Critical Public Policy Issues

Since the 1980s and the advent of the "new federalism," each state within the United States has had to take on new responsibilities mandated by the federal government, or relegated to the states by federal courts and administrative policy. It is widely presumed that as each state tries its own experiments with taxes, legislation and enforcement, and public services, better solutions will emerge in some that could then be adopted by others. But this presumption depends on the political character and leadership of each state, and the resources that each state can bring to bear. As the contents and contributors for the inaugural volume indicate, Professor Rich intends to draw on expertise from the faculty throughout the University of Illinois.

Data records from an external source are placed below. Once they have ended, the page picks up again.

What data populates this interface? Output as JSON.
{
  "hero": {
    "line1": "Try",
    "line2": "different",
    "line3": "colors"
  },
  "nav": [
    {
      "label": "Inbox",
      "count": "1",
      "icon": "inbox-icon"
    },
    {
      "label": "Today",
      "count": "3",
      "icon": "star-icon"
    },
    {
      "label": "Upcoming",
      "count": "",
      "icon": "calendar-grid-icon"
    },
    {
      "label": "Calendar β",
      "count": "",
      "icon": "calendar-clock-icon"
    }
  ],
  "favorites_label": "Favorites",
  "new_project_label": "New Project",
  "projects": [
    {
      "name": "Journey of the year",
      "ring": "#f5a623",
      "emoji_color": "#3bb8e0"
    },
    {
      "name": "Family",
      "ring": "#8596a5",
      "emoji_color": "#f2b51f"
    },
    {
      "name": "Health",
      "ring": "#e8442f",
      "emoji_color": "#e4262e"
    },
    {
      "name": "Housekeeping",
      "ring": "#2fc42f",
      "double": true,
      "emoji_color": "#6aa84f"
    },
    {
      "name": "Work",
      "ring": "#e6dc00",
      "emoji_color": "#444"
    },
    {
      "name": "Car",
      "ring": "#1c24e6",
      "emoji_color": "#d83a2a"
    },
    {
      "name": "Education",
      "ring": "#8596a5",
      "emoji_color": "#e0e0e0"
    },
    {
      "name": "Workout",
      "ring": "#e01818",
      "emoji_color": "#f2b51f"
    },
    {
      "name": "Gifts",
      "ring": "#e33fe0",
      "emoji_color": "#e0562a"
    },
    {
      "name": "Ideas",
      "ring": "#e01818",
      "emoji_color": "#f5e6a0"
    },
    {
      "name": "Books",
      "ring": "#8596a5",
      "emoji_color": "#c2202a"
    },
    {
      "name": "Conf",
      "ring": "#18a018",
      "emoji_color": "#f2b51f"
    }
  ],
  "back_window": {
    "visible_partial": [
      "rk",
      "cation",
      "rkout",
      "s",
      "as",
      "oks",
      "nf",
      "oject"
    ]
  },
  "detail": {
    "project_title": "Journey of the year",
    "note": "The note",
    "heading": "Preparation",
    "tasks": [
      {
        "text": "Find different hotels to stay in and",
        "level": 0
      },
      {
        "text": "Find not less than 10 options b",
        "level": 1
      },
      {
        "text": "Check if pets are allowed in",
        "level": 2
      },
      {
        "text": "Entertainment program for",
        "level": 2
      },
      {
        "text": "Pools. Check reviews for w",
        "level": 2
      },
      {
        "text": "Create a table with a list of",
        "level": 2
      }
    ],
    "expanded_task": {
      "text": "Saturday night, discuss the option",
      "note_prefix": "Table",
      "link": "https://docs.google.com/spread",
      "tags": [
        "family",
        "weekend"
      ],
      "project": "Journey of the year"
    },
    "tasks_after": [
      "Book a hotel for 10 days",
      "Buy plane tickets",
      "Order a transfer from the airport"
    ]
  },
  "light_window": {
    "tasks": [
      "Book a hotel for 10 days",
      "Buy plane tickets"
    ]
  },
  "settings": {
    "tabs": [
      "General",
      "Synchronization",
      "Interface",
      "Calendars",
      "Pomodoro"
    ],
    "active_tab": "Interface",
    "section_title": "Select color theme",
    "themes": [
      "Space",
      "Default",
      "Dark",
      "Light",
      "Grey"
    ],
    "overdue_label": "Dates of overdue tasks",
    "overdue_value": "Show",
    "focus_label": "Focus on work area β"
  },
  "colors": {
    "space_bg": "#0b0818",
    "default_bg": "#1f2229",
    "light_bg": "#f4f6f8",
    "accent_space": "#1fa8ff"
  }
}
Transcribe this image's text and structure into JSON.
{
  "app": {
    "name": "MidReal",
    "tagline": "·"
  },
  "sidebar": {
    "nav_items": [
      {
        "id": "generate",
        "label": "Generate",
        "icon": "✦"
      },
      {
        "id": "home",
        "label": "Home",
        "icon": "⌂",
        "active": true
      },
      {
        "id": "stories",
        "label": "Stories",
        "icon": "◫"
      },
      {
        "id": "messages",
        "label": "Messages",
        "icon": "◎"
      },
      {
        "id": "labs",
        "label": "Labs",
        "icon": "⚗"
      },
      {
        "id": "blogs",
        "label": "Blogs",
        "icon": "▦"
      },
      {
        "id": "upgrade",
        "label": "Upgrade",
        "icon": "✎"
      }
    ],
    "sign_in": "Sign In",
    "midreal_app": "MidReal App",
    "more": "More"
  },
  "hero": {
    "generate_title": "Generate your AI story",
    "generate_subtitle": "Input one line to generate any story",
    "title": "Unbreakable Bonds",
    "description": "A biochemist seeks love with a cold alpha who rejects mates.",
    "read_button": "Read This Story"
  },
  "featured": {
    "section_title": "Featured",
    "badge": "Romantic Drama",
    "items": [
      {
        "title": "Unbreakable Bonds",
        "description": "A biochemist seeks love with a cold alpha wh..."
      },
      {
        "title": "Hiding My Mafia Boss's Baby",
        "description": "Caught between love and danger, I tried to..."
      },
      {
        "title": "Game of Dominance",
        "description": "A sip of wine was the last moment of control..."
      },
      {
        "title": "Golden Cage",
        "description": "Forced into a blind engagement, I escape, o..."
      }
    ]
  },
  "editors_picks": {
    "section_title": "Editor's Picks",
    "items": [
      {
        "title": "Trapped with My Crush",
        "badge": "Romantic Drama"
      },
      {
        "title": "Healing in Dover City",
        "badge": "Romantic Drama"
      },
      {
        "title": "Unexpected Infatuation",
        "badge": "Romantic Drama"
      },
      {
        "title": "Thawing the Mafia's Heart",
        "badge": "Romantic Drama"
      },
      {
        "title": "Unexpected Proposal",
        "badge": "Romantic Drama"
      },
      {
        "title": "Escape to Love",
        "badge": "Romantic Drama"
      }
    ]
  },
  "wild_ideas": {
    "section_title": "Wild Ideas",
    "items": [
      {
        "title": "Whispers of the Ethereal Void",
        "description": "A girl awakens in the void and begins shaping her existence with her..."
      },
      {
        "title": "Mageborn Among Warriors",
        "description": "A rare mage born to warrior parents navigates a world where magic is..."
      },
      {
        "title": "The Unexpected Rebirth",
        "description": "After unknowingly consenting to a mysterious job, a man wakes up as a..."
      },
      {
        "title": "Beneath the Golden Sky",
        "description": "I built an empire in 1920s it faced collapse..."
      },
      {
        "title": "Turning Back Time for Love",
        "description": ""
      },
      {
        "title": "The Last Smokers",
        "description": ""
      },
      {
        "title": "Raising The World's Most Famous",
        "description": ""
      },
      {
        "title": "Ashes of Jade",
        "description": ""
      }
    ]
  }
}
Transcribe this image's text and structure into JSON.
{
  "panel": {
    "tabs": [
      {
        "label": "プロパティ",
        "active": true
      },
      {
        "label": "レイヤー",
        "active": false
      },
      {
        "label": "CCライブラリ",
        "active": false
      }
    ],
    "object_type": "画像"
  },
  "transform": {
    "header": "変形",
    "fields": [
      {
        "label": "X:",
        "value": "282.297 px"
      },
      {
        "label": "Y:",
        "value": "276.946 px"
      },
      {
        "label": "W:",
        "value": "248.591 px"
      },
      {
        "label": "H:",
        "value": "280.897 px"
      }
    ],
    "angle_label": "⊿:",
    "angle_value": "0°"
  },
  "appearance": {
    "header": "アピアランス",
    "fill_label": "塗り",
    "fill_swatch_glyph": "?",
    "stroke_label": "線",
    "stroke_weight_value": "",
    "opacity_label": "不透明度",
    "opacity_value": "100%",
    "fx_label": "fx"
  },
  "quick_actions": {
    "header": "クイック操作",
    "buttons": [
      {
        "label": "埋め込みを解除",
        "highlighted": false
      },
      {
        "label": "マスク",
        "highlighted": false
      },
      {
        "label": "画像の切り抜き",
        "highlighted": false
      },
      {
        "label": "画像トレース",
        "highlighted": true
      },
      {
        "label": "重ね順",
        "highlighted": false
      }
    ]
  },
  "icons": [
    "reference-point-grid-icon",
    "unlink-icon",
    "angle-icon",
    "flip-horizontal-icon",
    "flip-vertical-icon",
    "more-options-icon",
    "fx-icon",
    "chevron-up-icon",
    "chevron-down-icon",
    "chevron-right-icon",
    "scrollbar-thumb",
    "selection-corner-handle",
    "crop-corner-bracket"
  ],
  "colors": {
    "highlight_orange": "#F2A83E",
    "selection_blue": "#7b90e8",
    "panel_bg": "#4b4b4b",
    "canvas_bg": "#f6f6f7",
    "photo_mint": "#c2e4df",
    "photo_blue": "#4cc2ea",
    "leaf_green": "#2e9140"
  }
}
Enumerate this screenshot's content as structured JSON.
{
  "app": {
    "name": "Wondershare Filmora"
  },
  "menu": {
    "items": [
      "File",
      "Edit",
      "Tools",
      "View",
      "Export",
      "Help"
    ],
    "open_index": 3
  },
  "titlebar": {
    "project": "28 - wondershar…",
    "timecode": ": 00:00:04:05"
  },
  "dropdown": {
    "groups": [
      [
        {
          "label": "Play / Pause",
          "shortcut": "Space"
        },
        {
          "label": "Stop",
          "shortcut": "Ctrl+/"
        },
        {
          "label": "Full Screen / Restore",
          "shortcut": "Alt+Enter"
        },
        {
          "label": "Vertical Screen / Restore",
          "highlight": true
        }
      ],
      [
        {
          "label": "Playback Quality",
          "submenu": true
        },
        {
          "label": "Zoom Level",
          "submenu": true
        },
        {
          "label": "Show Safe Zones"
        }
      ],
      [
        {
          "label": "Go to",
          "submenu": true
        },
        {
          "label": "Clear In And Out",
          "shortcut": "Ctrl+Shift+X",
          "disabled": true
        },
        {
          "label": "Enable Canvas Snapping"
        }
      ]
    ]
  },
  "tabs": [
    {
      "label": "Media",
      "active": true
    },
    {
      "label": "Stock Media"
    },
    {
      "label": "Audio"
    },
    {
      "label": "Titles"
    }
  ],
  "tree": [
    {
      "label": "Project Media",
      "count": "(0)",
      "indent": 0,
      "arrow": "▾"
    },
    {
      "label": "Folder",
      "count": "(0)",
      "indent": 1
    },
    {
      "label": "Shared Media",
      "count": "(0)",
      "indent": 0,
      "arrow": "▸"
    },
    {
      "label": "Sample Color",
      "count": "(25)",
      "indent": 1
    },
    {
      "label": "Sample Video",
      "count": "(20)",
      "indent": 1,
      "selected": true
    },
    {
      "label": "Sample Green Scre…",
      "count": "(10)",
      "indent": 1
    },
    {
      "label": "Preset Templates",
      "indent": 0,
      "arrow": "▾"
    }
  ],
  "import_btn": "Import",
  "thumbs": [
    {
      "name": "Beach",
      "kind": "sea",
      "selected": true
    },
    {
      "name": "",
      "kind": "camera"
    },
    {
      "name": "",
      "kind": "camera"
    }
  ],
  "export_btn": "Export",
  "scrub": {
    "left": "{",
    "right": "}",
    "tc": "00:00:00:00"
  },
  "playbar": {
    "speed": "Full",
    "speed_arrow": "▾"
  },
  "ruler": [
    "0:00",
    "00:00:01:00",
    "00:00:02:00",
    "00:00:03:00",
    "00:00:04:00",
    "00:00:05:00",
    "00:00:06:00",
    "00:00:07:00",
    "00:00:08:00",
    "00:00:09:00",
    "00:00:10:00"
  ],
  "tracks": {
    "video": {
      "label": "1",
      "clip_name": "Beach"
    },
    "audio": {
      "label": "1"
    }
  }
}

One of the purposes of the series will be to showcase that expertise.

This series is closed.